Moving into the practicals, he suggested that while "as critics of games we can use an aesthetic vocabulary to deconstruct what kind of fun they convey... as designers we can use those words to find what we're looking for in the game we want to make. For every kind of fun, I write down a formal definition of that is, and I list criteria for success and for modes of failure. Once you have that you have a yardstick you can hold up to your game and determine whether you do it well or not. And maybe you even have a compass that can lead you toward what you're going for."
What about the D in MDA -- dynamics? "[It's] the behavior of the game as a system -- what happens when you play? How can we predict what happens when you play and how can we explain what happened when you played? Game dynamics is about predicting and explaining."
He gave as an example a feedback system, such as a thermostat that turns on a heater or cooler based on room temperature. "A lot of racing games have a system [like this], like a speed boost for the guy who's losing." He added, "The player is part of the system too, so some of our understanding of game dynamics has to be an understanding of human dynamics."
LeBlanc said, "There's a vast library of game mechanics that get used and re-used over again. Shooters have the same kinds of vocabulary elements -- spawn points, hit points, ammunition, and the rocket launcher at this point is a common mechanical meme -- it has a low fire rate, a big blast rate, and fires slow and straight.
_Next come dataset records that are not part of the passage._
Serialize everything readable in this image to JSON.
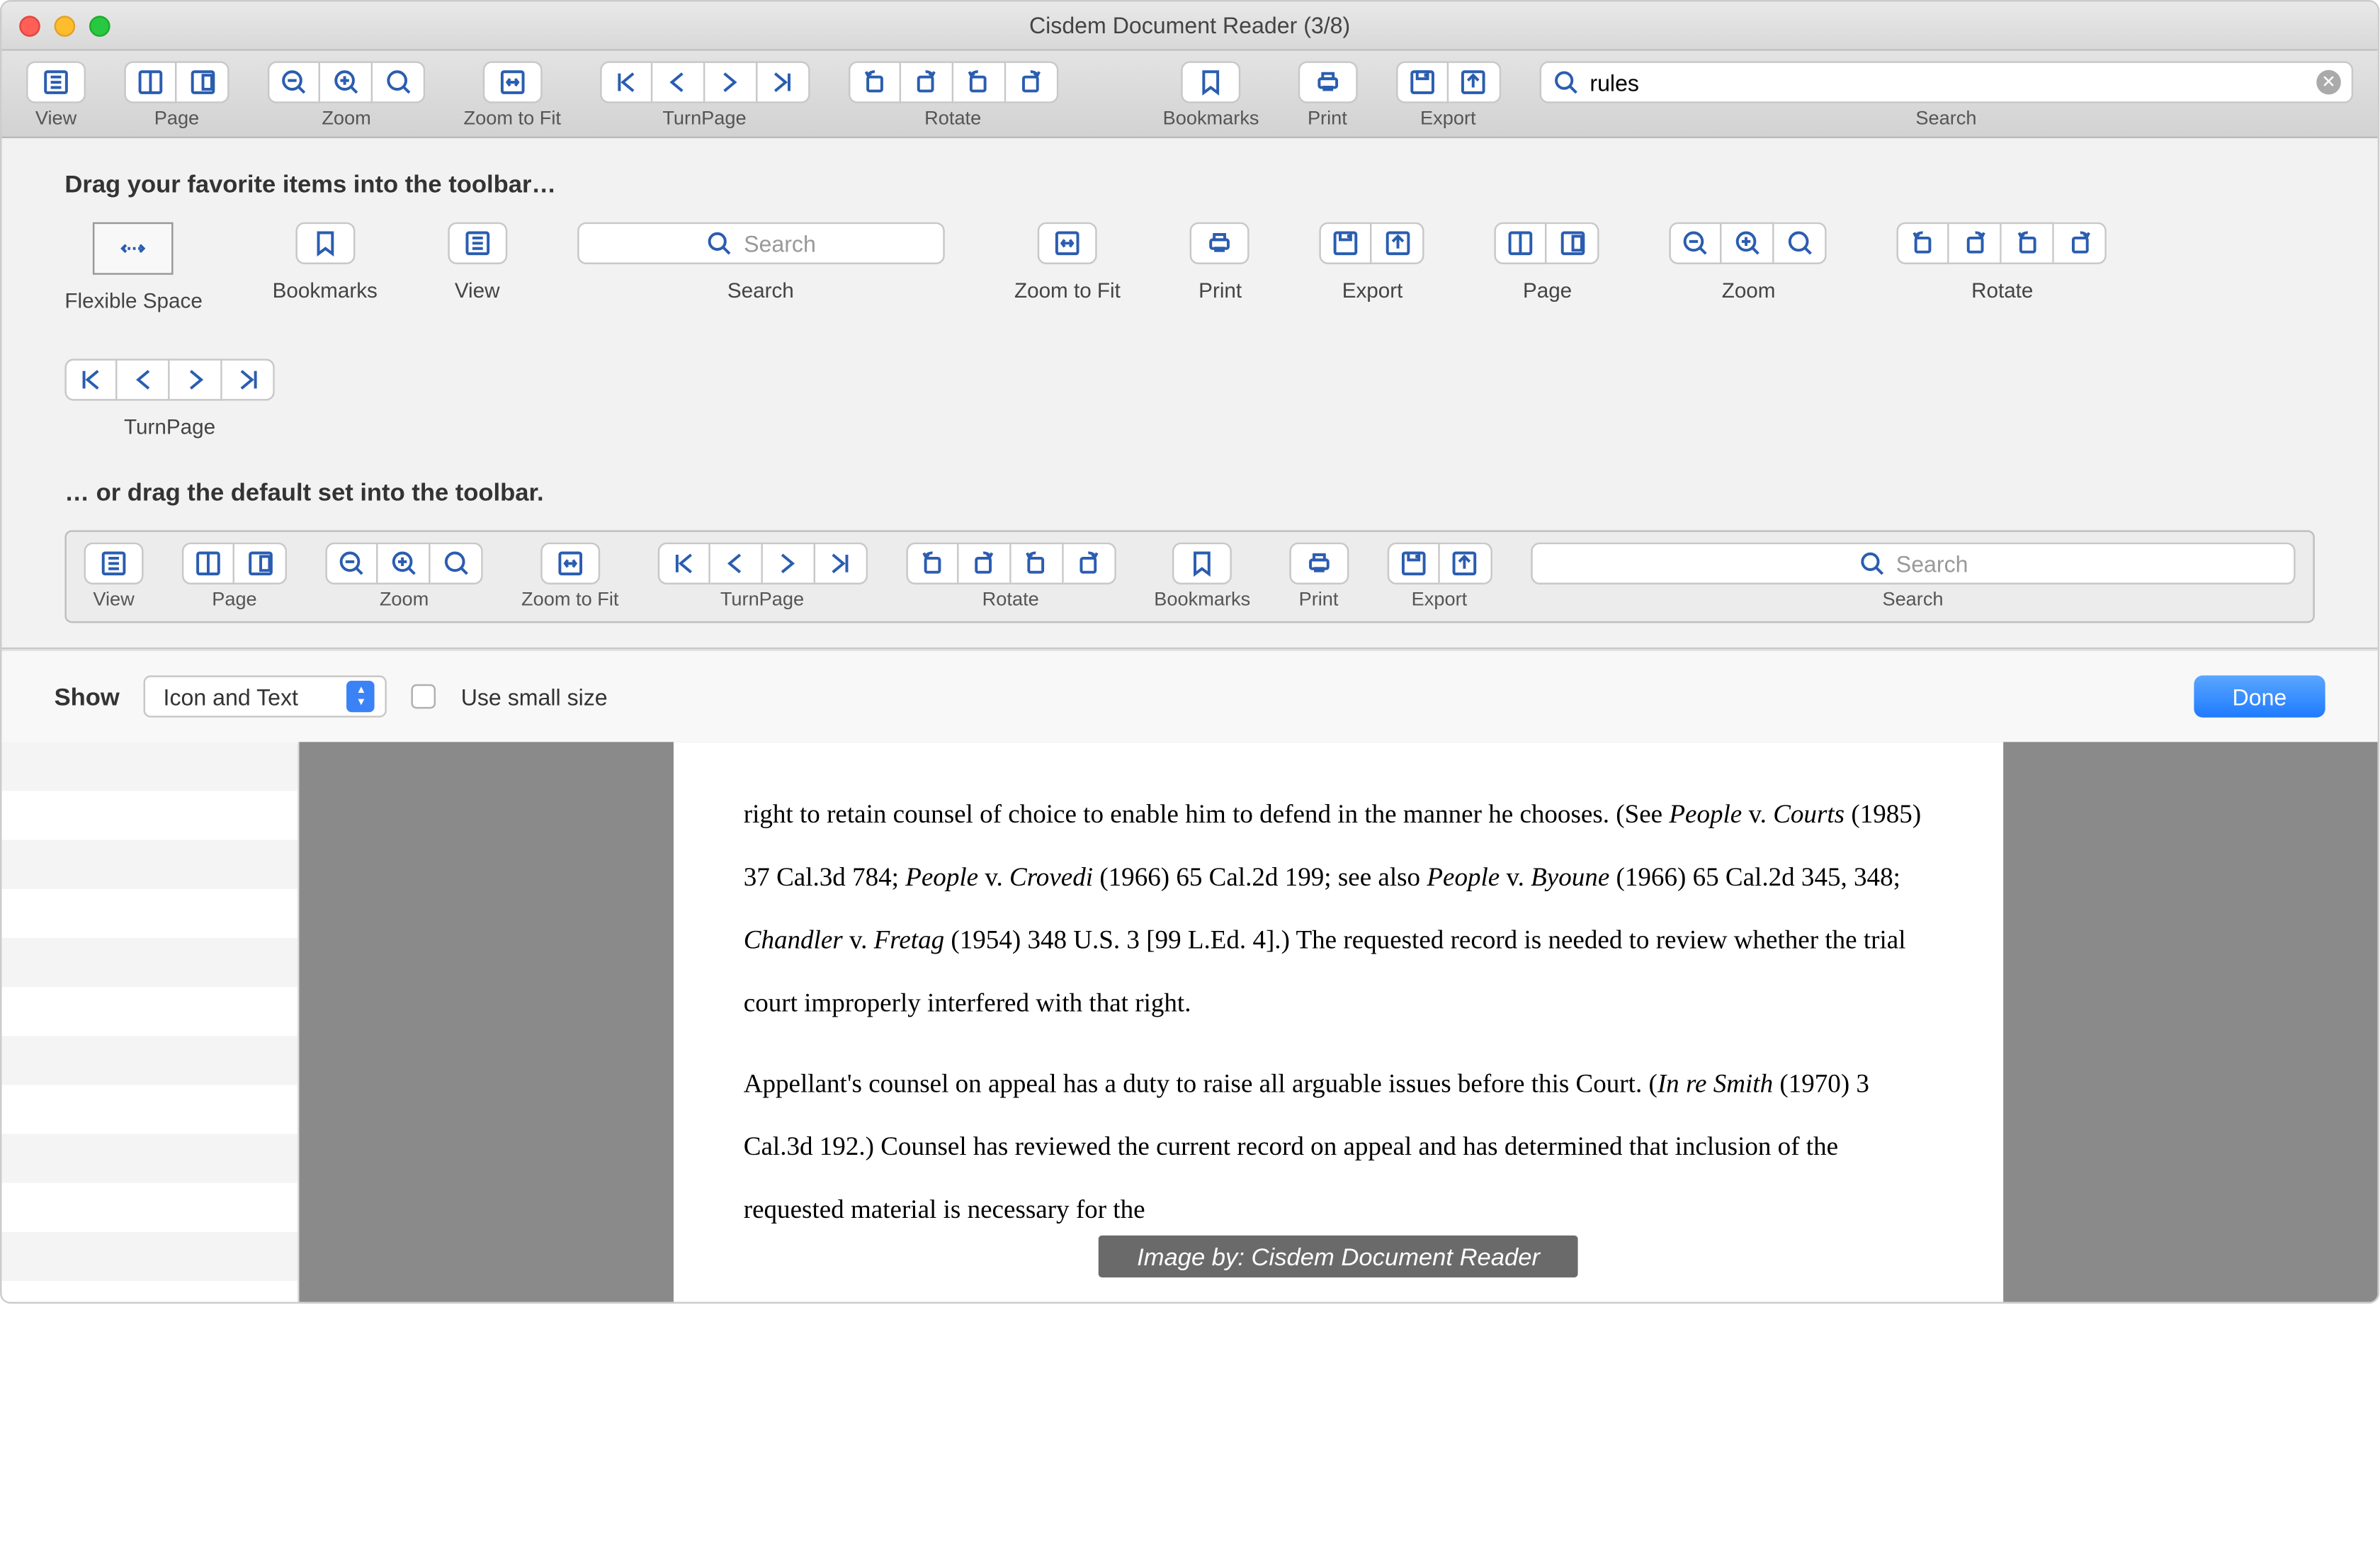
{
  "window": {
    "title": "Cisdem Document Reader (3/8)"
  },
  "toolbar": {
    "groups": {
      "view": "View",
      "page": "Page",
      "zoom": "Zoom",
      "zoom_to_fit": "Zoom to Fit",
      "turnpage": "TurnPage",
      "rotate": "Rotate",
      "bookmarks": "Bookmarks",
      "print": "Print",
      "export": "Export",
      "search": "Search"
    },
    "search_value": "rules"
  },
  "customize": {
    "heading_drag": "Drag your favorite items into the toolbar…",
    "heading_default": "… or drag the default set into the toolbar.",
    "items": {
      "flexible_space": "Flexible Space",
      "bookmarks": "Bookmarks",
      "view": "View",
      "search": "Search",
      "search_placeholder": "Search",
      "zoom_to_fit": "Zoom to Fit",
      "print": "Print",
      "export": "Export",
      "page": "Page",
      "zoom": "Zoom",
      "rotate": "Rotate",
      "turnpage": "TurnPage"
    }
  },
  "footer": {
    "show_label": "Show",
    "select_value": "Icon and Text",
    "small_size_label": "Use small size",
    "done": "Done"
  },
  "document": {
    "para1_a": "right to retain counsel of choice to enable him to defend in the manner he chooses. (See ",
    "para1_b": "People",
    "para1_c": " v. ",
    "para1_d": "Courts",
    "para1_e": " (1985) 37 Cal.3d 784; ",
    "para1_f": "People",
    "para1_g": " v. ",
    "para1_h": "Crovedi",
    "para1_i": " (1966) 65 Cal.2d 199; see also ",
    "para1_j": "People",
    "para1_k": " v. ",
    "para1_l": "Byoune",
    "para1_m": " (1966) 65 Cal.2d 345, 348; ",
    "para1_n": "Chandler",
    "para1_o": " v. ",
    "para1_p": "Fretag",
    "para1_q": " (1954) 348 U.S. 3 [99 L.Ed. 4].)  The requested record is needed to review whether the trial court improperly interfered with that right.",
    "para2_a": "Appellant's counsel on appeal has a duty to raise all arguable issues before this Court. (",
    "para2_b": "In re Smith",
    "para2_c": " (1970) 3 Cal.3d 192.)  Counsel has reviewed the current record on appeal and has determined that inclusion of the requested material is necessary for the"
  },
  "watermark": "Image by: Cisdem Document Reader"
}
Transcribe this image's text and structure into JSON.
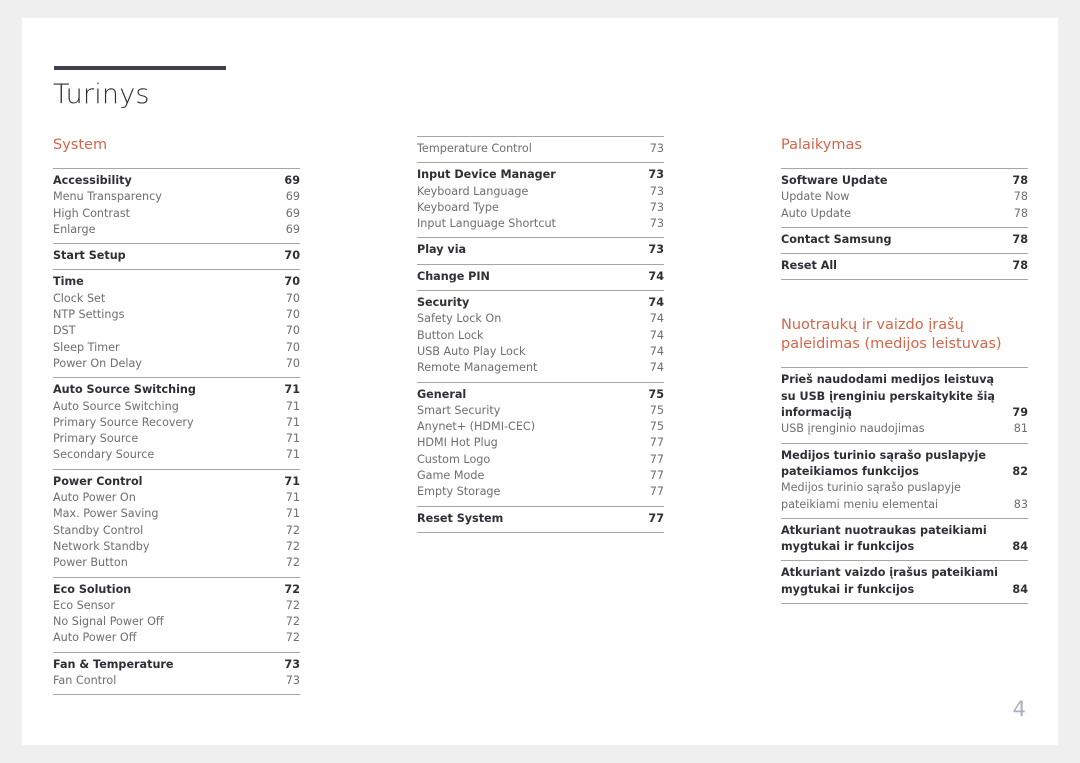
{
  "document": {
    "title": "Turinys",
    "page_number": "4",
    "accent_color": "#d4654a",
    "rule_color": "#3f3f4a"
  },
  "columns": [
    {
      "name": "column-1",
      "sections": [
        {
          "heading": "System",
          "groups": [
            {
              "entries": [
                {
                  "label": "Accessibility",
                  "page": "69",
                  "level": "head"
                },
                {
                  "label": "Menu Transparency",
                  "page": "69",
                  "level": "sub"
                },
                {
                  "label": "High Contrast",
                  "page": "69",
                  "level": "sub"
                },
                {
                  "label": "Enlarge",
                  "page": "69",
                  "level": "sub"
                }
              ]
            },
            {
              "entries": [
                {
                  "label": "Start Setup",
                  "page": "70",
                  "level": "head"
                }
              ]
            },
            {
              "entries": [
                {
                  "label": "Time",
                  "page": "70",
                  "level": "head"
                },
                {
                  "label": "Clock Set",
                  "page": "70",
                  "level": "sub"
                },
                {
                  "label": "NTP Settings",
                  "page": "70",
                  "level": "sub"
                },
                {
                  "label": "DST",
                  "page": "70",
                  "level": "sub"
                },
                {
                  "label": "Sleep Timer",
                  "page": "70",
                  "level": "sub"
                },
                {
                  "label": "Power On Delay",
                  "page": "70",
                  "level": "sub"
                }
              ]
            },
            {
              "entries": [
                {
                  "label": "Auto Source Switching",
                  "page": "71",
                  "level": "head"
                },
                {
                  "label": "Auto Source Switching",
                  "page": "71",
                  "level": "sub"
                },
                {
                  "label": "Primary Source Recovery",
                  "page": "71",
                  "level": "sub"
                },
                {
                  "label": "Primary Source",
                  "page": "71",
                  "level": "sub"
                },
                {
                  "label": "Secondary Source",
                  "page": "71",
                  "level": "sub"
                }
              ]
            },
            {
              "entries": [
                {
                  "label": "Power Control",
                  "page": "71",
                  "level": "head"
                },
                {
                  "label": "Auto Power On",
                  "page": "71",
                  "level": "sub"
                },
                {
                  "label": "Max. Power Saving",
                  "page": "71",
                  "level": "sub"
                },
                {
                  "label": "Standby Control",
                  "page": "72",
                  "level": "sub"
                },
                {
                  "label": "Network Standby",
                  "page": "72",
                  "level": "sub"
                },
                {
                  "label": "Power Button",
                  "page": "72",
                  "level": "sub"
                }
              ]
            },
            {
              "entries": [
                {
                  "label": "Eco Solution",
                  "page": "72",
                  "level": "head"
                },
                {
                  "label": "Eco Sensor",
                  "page": "72",
                  "level": "sub"
                },
                {
                  "label": "No Signal Power Off",
                  "page": "72",
                  "level": "sub"
                },
                {
                  "label": "Auto Power Off",
                  "page": "72",
                  "level": "sub"
                }
              ]
            },
            {
              "entries": [
                {
                  "label": "Fan & Temperature",
                  "page": "73",
                  "level": "head"
                },
                {
                  "label": "Fan Control",
                  "page": "73",
                  "level": "sub"
                }
              ]
            }
          ]
        }
      ]
    },
    {
      "name": "column-2",
      "sections": [
        {
          "heading": "",
          "groups": [
            {
              "entries": [
                {
                  "label": "Temperature Control",
                  "page": "73",
                  "level": "sub"
                }
              ]
            },
            {
              "entries": [
                {
                  "label": "Input Device Manager",
                  "page": "73",
                  "level": "head"
                },
                {
                  "label": "Keyboard Language",
                  "page": "73",
                  "level": "sub"
                },
                {
                  "label": "Keyboard Type",
                  "page": "73",
                  "level": "sub"
                },
                {
                  "label": "Input Language Shortcut",
                  "page": "73",
                  "level": "sub"
                }
              ]
            },
            {
              "entries": [
                {
                  "label": "Play via",
                  "page": "73",
                  "level": "head"
                }
              ]
            },
            {
              "entries": [
                {
                  "label": "Change PIN",
                  "page": "74",
                  "level": "head"
                }
              ]
            },
            {
              "entries": [
                {
                  "label": "Security",
                  "page": "74",
                  "level": "head"
                },
                {
                  "label": "Safety Lock On",
                  "page": "74",
                  "level": "sub"
                },
                {
                  "label": "Button Lock",
                  "page": "74",
                  "level": "sub"
                },
                {
                  "label": "USB Auto Play Lock",
                  "page": "74",
                  "level": "sub"
                },
                {
                  "label": "Remote Management",
                  "page": "74",
                  "level": "sub"
                }
              ]
            },
            {
              "entries": [
                {
                  "label": "General",
                  "page": "75",
                  "level": "head"
                },
                {
                  "label": "Smart Security",
                  "page": "75",
                  "level": "sub"
                },
                {
                  "label": "Anynet+ (HDMI-CEC)",
                  "page": "75",
                  "level": "sub"
                },
                {
                  "label": "HDMI Hot Plug",
                  "page": "77",
                  "level": "sub"
                },
                {
                  "label": "Custom Logo",
                  "page": "77",
                  "level": "sub"
                },
                {
                  "label": "Game Mode",
                  "page": "77",
                  "level": "sub"
                },
                {
                  "label": "Empty Storage",
                  "page": "77",
                  "level": "sub"
                }
              ]
            },
            {
              "entries": [
                {
                  "label": "Reset System",
                  "page": "77",
                  "level": "head"
                }
              ]
            }
          ]
        }
      ]
    },
    {
      "name": "column-3",
      "sections": [
        {
          "heading": "Palaikymas",
          "groups": [
            {
              "entries": [
                {
                  "label": "Software Update",
                  "page": "78",
                  "level": "head"
                },
                {
                  "label": "Update Now",
                  "page": "78",
                  "level": "sub"
                },
                {
                  "label": "Auto Update",
                  "page": "78",
                  "level": "sub"
                }
              ]
            },
            {
              "entries": [
                {
                  "label": "Contact Samsung",
                  "page": "78",
                  "level": "head"
                }
              ]
            },
            {
              "entries": [
                {
                  "label": "Reset All",
                  "page": "78",
                  "level": "head"
                }
              ]
            }
          ]
        },
        {
          "heading": "Nuotraukų ir vaizdo įrašų paleidimas (medijos leistuvas)",
          "groups": [
            {
              "entries": [
                {
                  "label": "Prieš naudodami medijos leistuvą su USB įrenginiu perskaitykite šią informaciją",
                  "page": "79",
                  "level": "head"
                },
                {
                  "label": "USB įrenginio naudojimas",
                  "page": "81",
                  "level": "sub"
                }
              ]
            },
            {
              "entries": [
                {
                  "label": "Medijos turinio sąrašo puslapyje pateikiamos funkcijos",
                  "page": "82",
                  "level": "head"
                },
                {
                  "label": "Medijos turinio sąrašo puslapyje pateikiami meniu elementai",
                  "page": "83",
                  "level": "sub"
                }
              ]
            },
            {
              "entries": [
                {
                  "label": "Atkuriant nuotraukas pateikiami mygtukai ir funkcijos",
                  "page": "84",
                  "level": "head"
                }
              ]
            },
            {
              "entries": [
                {
                  "label": "Atkuriant vaizdo įrašus pateikiami mygtukai ir funkcijos",
                  "page": "84",
                  "level": "head"
                }
              ]
            }
          ]
        }
      ]
    }
  ]
}
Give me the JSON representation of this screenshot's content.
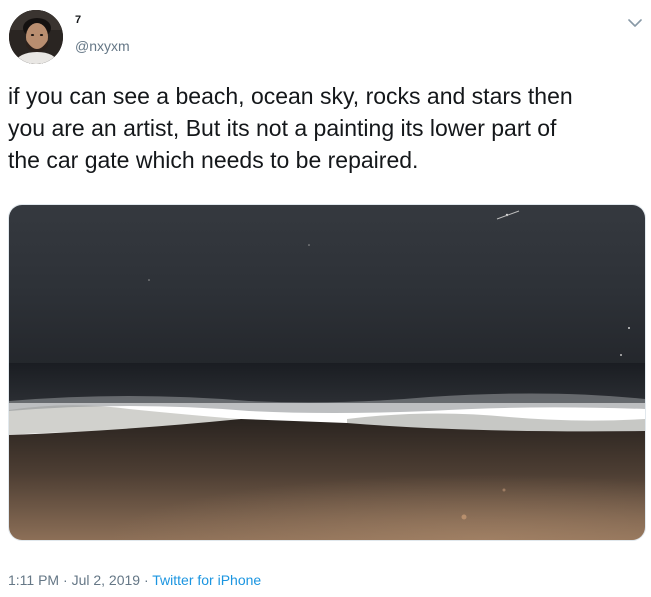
{
  "user": {
    "display_name": "7",
    "handle": "@nxyxm"
  },
  "tweet": {
    "text": "if you can see a beach, ocean sky, rocks and stars then\nyou are an artist, But its not a painting its lower part of\nthe car gate which needs to be repaired."
  },
  "meta": {
    "time": "1:11 PM",
    "separator_1": " · ",
    "date": "Jul 2, 2019",
    "separator_2": " · ",
    "source": "Twitter for iPhone"
  },
  "icons": {
    "menu": "chevron-down-icon"
  },
  "colors": {
    "text": "#14171a",
    "secondary": "#657786",
    "link": "#1b95e0"
  }
}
They all have that now."
Moving on from that example to the macro-scale of game design mechanics, "Not only are these the vocabulary the designer is using to build the game, it's also the vocabulary he is using to communicate with the player. If you were making a golf game and you put a sand trap, people would know what it means. But if you put a big pile of sand in the middle, not in a hole, it would be confusing to a golfer."
Mechanics vs. Dynamics
"There's a gray area between the notions of mechanics and dynamics. Mechanics concerns with the direct consequences of the rules, whereas dynamics concerns itself with the emergent consequences of the rules." To illustrate this contrast, LeBlanc offered this simple example: "In baseball, you have to run the bases counterclockwise. In hockey there's no rule that says you have to skate backwards, but if you're playing defense, it's a good idea... it's an emergent behavior that arises from the rules of hockey. Dynamics emerge from mechanics."
In summation, according to LeBlanc, MDA is "what we know about these things and how they interact."